Public lands are dispossessed lands: Tai Kondo Koester, Joseph Bryan, ‘The cartographic dispossession of Bears Ears: Confronting settler colonialism in contemporary struggles over “public land”’, Environment and Planning E: Nature and Space, 2021

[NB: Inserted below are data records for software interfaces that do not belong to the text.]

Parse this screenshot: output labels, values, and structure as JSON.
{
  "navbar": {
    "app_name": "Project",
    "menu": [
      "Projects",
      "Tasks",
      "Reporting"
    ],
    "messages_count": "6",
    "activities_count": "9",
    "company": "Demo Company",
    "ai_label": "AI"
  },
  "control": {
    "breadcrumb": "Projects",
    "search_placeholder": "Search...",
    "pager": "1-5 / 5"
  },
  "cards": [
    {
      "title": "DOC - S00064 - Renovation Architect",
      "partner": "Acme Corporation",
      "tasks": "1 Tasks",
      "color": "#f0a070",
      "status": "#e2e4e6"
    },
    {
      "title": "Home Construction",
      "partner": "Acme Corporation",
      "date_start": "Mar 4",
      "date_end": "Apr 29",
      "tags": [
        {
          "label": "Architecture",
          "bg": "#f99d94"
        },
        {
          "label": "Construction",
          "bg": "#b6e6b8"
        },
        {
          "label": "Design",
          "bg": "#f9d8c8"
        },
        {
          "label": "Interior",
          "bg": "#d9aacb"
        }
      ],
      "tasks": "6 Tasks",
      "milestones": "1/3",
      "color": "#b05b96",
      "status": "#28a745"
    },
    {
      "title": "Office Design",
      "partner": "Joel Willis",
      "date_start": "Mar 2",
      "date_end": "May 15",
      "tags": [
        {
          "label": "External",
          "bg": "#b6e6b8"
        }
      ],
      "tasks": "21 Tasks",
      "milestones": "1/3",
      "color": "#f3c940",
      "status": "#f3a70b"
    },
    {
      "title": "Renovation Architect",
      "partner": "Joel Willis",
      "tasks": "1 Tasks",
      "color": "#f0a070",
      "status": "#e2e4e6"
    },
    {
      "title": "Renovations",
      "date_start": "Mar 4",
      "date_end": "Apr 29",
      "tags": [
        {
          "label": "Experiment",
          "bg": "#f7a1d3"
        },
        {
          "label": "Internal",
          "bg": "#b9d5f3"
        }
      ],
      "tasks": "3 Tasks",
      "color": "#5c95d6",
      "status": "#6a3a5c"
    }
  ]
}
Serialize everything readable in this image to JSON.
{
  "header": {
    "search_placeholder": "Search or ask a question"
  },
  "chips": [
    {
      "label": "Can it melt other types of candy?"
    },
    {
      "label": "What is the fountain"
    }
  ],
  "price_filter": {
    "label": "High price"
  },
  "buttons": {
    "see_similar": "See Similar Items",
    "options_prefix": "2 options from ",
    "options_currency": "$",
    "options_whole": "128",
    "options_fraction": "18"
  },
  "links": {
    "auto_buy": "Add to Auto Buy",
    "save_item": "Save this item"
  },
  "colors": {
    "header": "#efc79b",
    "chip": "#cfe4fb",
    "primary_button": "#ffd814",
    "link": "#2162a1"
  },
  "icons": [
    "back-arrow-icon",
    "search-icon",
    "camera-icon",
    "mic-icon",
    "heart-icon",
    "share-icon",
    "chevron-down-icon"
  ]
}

Abstract: This paper relates the cartographic construction of public lands by topographic surveys of the Colorado Plateau in the 19th Century to contemporary debates over the management of public lands. We focus our attention on the Bears Ears National Monument that was established by President Barack Obama via Executive Order in 2016, only to be significantly reduced in size by President Donald Trump one year later. Debates over the Monument hinged on competing notions of the public interest, where the public was conceived as a singular entity in ways that marginalized the leading role played by the Hopi, Zuni, Navajo, Ute, and Ute Mountain Ute tribes in securing designation of the Monument. These debates featured competing claims of “federal overreach” and theft that glossed over the Tribes’ role in creating the Monument, let alone how the land became public in the first place. This paper considers the role that surveys by the US Army Corps of Topographic Engineers, John Wesley Powell, Ferdinand Vandeveer Hayden, and others played in papering over the theft of Indigenous lands. Their cartographic depictions of the region underpin current debates over management of public lands. They also shape the terrain on which the five tribes in the Bears Ears Inter-Tribal Coalition have worked to protect the area through designation of the Bears Ears National Monument. Framing struggles over Bears Ears as a public lands issue embraces a history of erasure and dispossession and shifts focus from returning land to tribal control.

%d bloggers like this: